§ **SOURCE INFORMATION**:
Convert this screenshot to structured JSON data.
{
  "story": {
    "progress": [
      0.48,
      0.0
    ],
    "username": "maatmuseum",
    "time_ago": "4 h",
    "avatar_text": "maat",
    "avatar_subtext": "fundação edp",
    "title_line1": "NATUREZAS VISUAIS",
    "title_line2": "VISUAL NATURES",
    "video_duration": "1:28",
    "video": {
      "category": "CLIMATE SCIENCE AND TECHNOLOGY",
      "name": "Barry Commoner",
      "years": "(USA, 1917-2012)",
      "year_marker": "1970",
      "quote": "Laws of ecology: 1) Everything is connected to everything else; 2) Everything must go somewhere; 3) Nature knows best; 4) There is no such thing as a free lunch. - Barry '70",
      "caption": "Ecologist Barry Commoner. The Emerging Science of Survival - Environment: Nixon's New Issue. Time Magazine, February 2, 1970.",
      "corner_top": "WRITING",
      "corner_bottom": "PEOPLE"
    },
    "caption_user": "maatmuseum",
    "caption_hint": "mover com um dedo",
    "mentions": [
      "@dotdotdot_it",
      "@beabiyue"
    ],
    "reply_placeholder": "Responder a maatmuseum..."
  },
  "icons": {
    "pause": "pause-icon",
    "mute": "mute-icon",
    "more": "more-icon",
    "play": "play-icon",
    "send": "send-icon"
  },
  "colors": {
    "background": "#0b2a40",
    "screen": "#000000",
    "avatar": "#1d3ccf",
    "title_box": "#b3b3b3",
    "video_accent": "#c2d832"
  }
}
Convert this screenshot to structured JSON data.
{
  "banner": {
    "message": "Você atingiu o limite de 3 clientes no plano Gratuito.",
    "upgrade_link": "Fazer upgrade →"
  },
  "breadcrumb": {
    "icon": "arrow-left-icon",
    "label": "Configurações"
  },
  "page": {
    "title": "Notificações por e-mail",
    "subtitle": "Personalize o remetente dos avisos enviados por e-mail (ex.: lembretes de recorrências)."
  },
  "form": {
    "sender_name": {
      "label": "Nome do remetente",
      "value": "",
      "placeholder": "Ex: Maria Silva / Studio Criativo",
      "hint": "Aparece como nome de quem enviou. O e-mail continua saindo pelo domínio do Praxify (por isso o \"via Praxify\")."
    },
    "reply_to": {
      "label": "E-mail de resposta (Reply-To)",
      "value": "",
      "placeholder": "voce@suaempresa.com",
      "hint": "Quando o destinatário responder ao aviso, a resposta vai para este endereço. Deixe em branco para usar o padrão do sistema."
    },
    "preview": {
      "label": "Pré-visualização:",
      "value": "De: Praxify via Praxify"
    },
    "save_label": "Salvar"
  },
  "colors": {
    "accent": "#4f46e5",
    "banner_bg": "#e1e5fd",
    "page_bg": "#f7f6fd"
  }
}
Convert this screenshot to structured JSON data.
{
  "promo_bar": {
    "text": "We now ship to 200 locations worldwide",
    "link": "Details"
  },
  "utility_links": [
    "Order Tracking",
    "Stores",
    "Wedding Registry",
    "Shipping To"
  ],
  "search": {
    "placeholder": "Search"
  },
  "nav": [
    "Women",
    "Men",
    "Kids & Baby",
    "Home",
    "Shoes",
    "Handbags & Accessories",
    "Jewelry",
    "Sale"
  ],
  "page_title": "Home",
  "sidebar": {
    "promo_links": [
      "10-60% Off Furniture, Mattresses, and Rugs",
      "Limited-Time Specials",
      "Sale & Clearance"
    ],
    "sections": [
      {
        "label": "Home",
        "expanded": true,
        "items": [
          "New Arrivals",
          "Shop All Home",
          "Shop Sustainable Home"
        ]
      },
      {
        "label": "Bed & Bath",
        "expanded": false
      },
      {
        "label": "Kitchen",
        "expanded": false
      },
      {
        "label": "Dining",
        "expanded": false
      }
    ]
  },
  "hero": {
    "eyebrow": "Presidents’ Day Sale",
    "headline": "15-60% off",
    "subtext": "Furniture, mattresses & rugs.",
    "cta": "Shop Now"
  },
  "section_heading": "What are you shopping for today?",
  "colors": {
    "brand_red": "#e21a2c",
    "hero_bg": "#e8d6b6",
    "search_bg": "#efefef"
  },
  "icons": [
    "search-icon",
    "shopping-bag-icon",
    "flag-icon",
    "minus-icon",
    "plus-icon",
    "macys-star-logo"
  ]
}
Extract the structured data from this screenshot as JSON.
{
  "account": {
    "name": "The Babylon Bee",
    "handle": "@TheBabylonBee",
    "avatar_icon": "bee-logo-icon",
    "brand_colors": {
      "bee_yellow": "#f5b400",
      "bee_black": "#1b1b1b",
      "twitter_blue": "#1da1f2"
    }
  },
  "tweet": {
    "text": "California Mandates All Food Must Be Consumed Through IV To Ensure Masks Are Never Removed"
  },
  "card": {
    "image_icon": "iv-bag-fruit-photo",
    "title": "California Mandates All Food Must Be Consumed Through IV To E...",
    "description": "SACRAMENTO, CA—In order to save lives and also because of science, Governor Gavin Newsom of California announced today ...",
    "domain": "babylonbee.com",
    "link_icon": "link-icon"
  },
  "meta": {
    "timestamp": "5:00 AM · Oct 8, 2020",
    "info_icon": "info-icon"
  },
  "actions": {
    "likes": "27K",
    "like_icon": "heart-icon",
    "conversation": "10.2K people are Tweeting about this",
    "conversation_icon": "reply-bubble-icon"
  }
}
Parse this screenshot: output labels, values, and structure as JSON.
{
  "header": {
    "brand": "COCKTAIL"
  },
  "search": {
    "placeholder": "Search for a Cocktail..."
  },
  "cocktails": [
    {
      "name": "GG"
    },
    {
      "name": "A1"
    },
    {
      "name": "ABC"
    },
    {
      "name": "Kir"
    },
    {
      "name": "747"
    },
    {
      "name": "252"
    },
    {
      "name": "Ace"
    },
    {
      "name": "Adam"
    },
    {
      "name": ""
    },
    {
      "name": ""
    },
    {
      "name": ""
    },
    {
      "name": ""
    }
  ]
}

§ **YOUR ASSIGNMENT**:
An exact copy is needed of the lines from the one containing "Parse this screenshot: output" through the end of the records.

§ **SOLUTION TO THE EXERCISE**:
Parse this screenshot: output labels, values, and structure as JSON.
{
  "header": {
    "brand": "COCKTAIL"
  },
  "search": {
    "placeholder": "Search for a Cocktail..."
  },
  "cocktails": [
    {
      "name": "GG"
    },
    {
      "name": "A1"
    },
    {
      "name": "ABC"
    },
    {
      "name": "Kir"
    },
    {
      "name": "747"
    },
    {
      "name": "252"
    },
    {
      "name": "Ace"
    },
    {
      "name": "Adam"
    },
    {
      "name": ""
    },
    {
      "name": ""
    },
    {
      "name": ""
    },
    {
      "name": ""
    }
  ]
}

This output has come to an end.